Germany’s Hidden Crisis (2016)
Previous posts underline that power speaks its own language; such a language is not necessarily congruent with everyday language.
In the language that power speaks, at times big is small, small is big, and inside is outside – in short, reality – including history – is what power says it is.
By way of exploring one of many ways of relating past to present, I’ve been reading Germany’s Hidden Crisis: Social Decline in the Heart of Europe (2016).
A blurb (which I’ve broken into shorter paragraphs) reads:
Summary/Review: An excellent study of how neoliberalism is causing a crisis in Germany. One of the German-speaking world’s leading young sociologists lays out modern Germany’s social and political crisis and its implications for the future of the European hegemon.
Upward social mobility represented a core promise of life under the “old” West German welfare state, in which millions of skilled workers upgraded their VWs to Audis, bought their first homes, and sent their children to university. Not so in today’s Federal Republic, however, where the gears of the so-called “elevator society” have long since ground to a halt.
In the absence of the social mobility of yesterday, widespread social exhaustion and anxiety have emerged across mainstream society.
Oliver Nachtwey analyses the reasons for this social rupture in post-war German society and investigates the conflict potential emerging as a result, concluding that although the country has managed to muddle through the Eurocrisis largely unscathed thus far, simmering tensions beneath the surface nevertheless threaten to undermine the German system’s stability in the years to come.
The book, which represents a standard narrative from what we can define as a left-of-centre perspective, is of interest. It provides one avenue – among a wide range of perspectives that are available to us – whereby contemporary events in Germany can be explored, with a focus on postwar (that is, after the Second World War) events in Europe.
Neoliberalism and totalitarianism
In previous posts I’ve spoken of the value of comparisons and contrasts between specified features of life in Nazi Germany and Soviet Russia in the 1930s and 1940s. In particular, I’ve noted that totalitarianism is a general concept, and that it can be helpful to analyze history in a framework that goes beyond totalitarianism.
I read with interest, in Germany’s Hidden Crisis (2016), the following passage (p. 68):
“The values of neoliberalism had to be internalized, as Margaret Thatcher expressly indicated: ‘Economics are the method, the object is to change the heart and soul’ . This succeeded principally by establishing a new subjectivity aimed at a new way of governing the self . Neoliberalism’s power was secured from below and from inside, by the creation of incentives for people to see themselves as naturally autonomous and entrepreneurial subjects, and to view collective social solutions and institutions as suspect.
“Neoliberalism is totalitarian in what it claims, despite its constant promise of freedom.
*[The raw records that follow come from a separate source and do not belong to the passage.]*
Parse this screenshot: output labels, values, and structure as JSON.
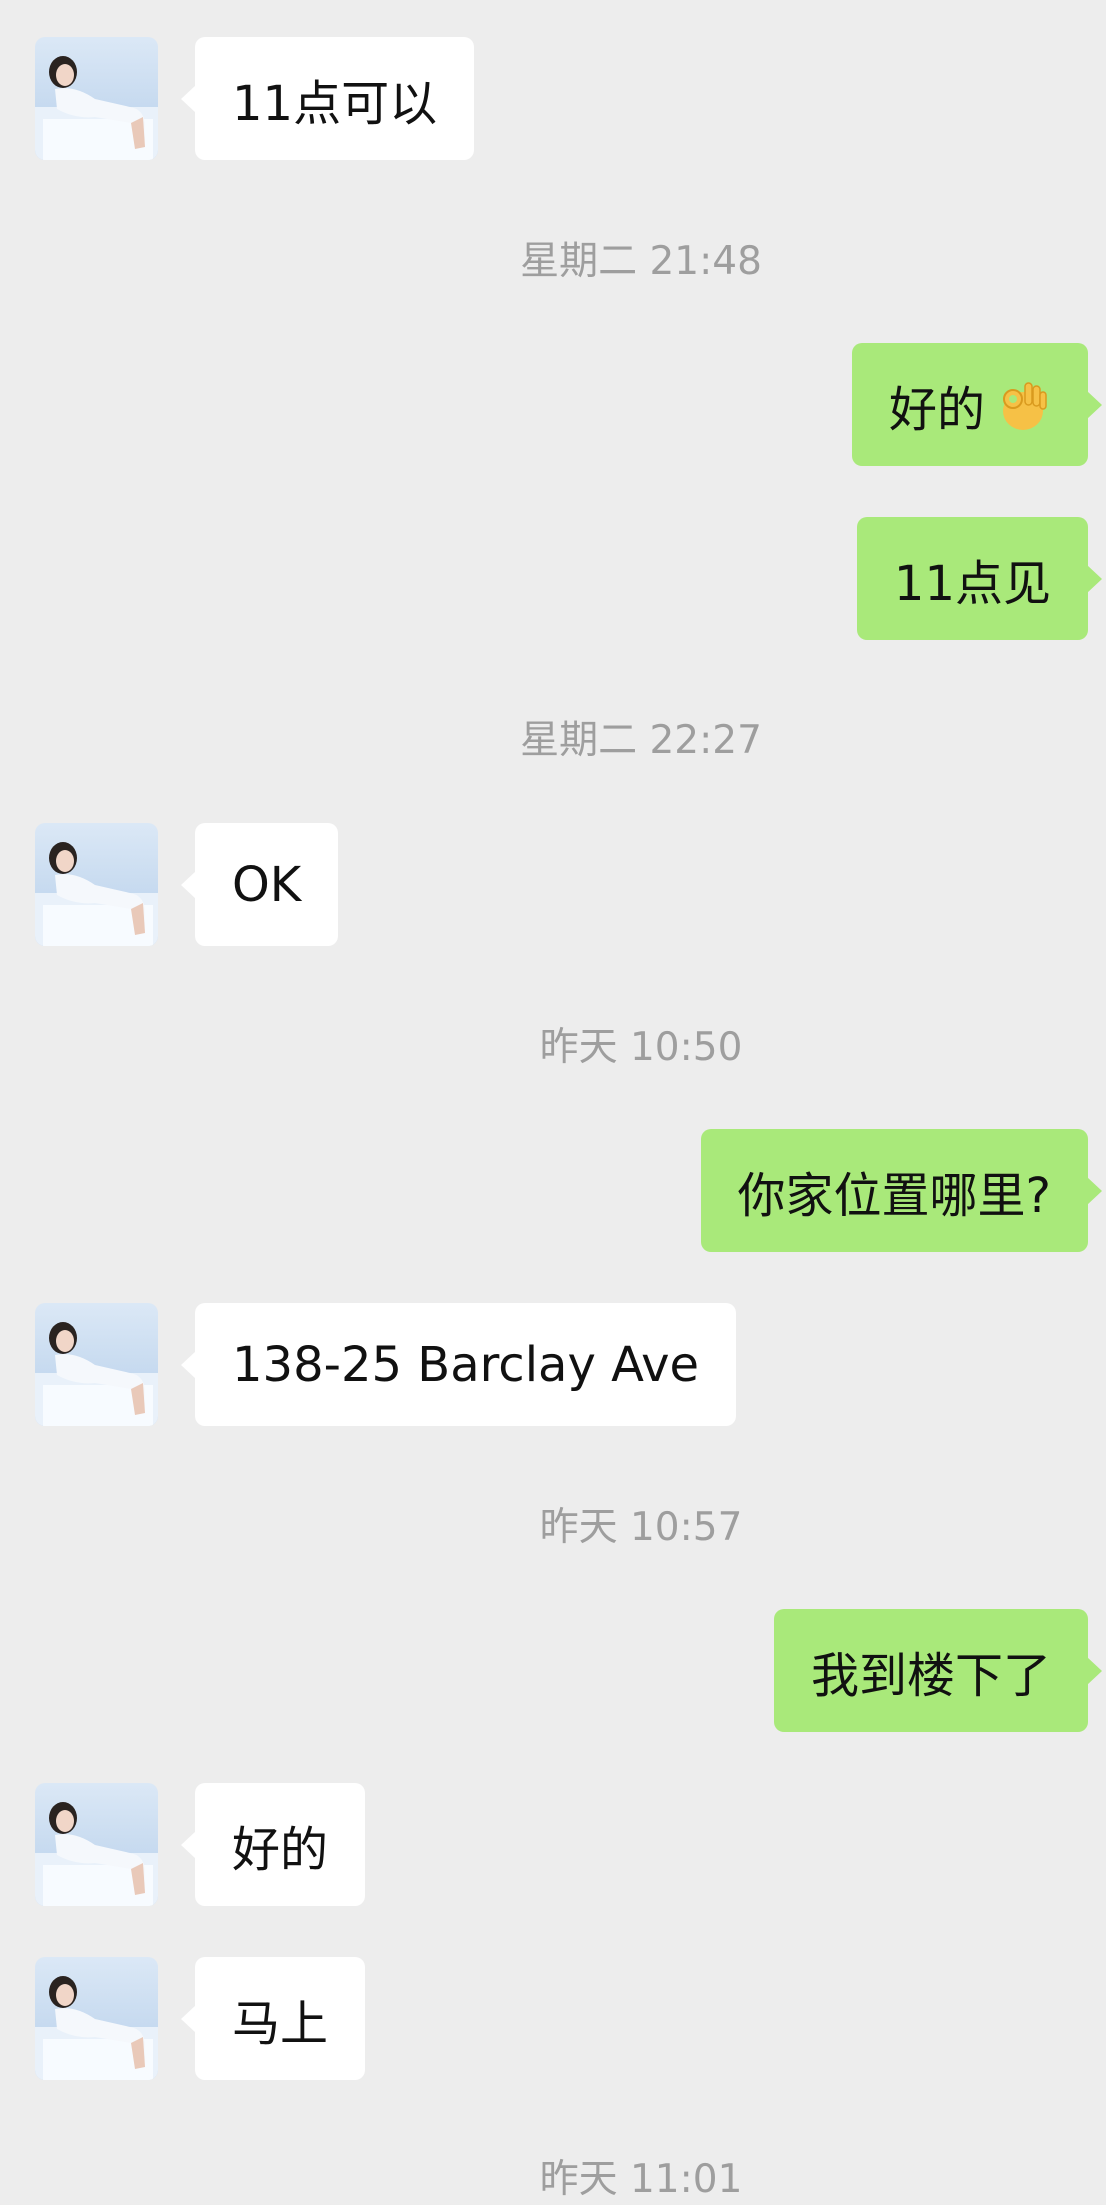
{
  "contact": {
    "avatar_icon": "woman-profile-photo"
  },
  "messages": [
    {
      "type": "in",
      "text": "11点可以"
    },
    {
      "type": "time",
      "text": "星期二 21:48"
    },
    {
      "type": "out",
      "text": "好的",
      "emoji": "ok-hand-emoji"
    },
    {
      "type": "out",
      "text": "11点见"
    },
    {
      "type": "time",
      "text": "星期二 22:27"
    },
    {
      "type": "in",
      "text": "OK"
    },
    {
      "type": "time",
      "text": "昨天 10:50"
    },
    {
      "type": "out",
      "text": "你家位置哪里?"
    },
    {
      "type": "in",
      "text": "138-25 Barclay Ave"
    },
    {
      "type": "time",
      "text": "昨天 10:57"
    },
    {
      "type": "out",
      "text": "我到楼下了"
    },
    {
      "type": "in",
      "text": "好的"
    },
    {
      "type": "in",
      "text": "马上"
    },
    {
      "type": "time",
      "text": "昨天 11:01"
    }
  ],
  "colors": {
    "background": "#ededed",
    "incoming_bubble": "#ffffff",
    "outgoing_bubble": "#a9e97a",
    "timestamp_text": "#9e9e9e"
  }
}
The market serves as final reference for all spheres of life: it is seen as the central mechanism both of social processes and of individual modes of thought and action . Spheres of society that were previously more or less protected from the logic of the market (‘de-commodified’) are subjected to it again (‘re-commodified’).”
As well, a footnote (No. 30 in the above-noted text) referring to control mechanisms adds (echoing a point emphasized by Karl Polanyi):
“This is often quite contradictory in practice, as mistrust of the state and recourse to the primacy of ‘freedom’ often require state application of market principles, sometimes by force.”
With regard to the statement that “Neoliberalism is totalitarian in what it claims, despite its constant promise of freedom,” I would say that the concept of totalitarianism is in this case being used in a very general and vague sense. The term is not clearly defined, in this particular narrative. Thus it is not a term that adds much of value, to the discussion.
That said, the fundamental point that is made in the text is worth noting. The point that comes across is that neoliberalism, which demonstrates tremendous power in contemporary society, seeks to ensure that reality is defined strictly within its own terms.
To an extent, a person has a choice, whether to buy into such a concept of reality, or stand outside of it. In practical terms, in my case that means limiting my access to news reports in social media. I prefer to access reality through non-digital means, much of the time, including through the reading of books borrowed from the Toronto Public Library.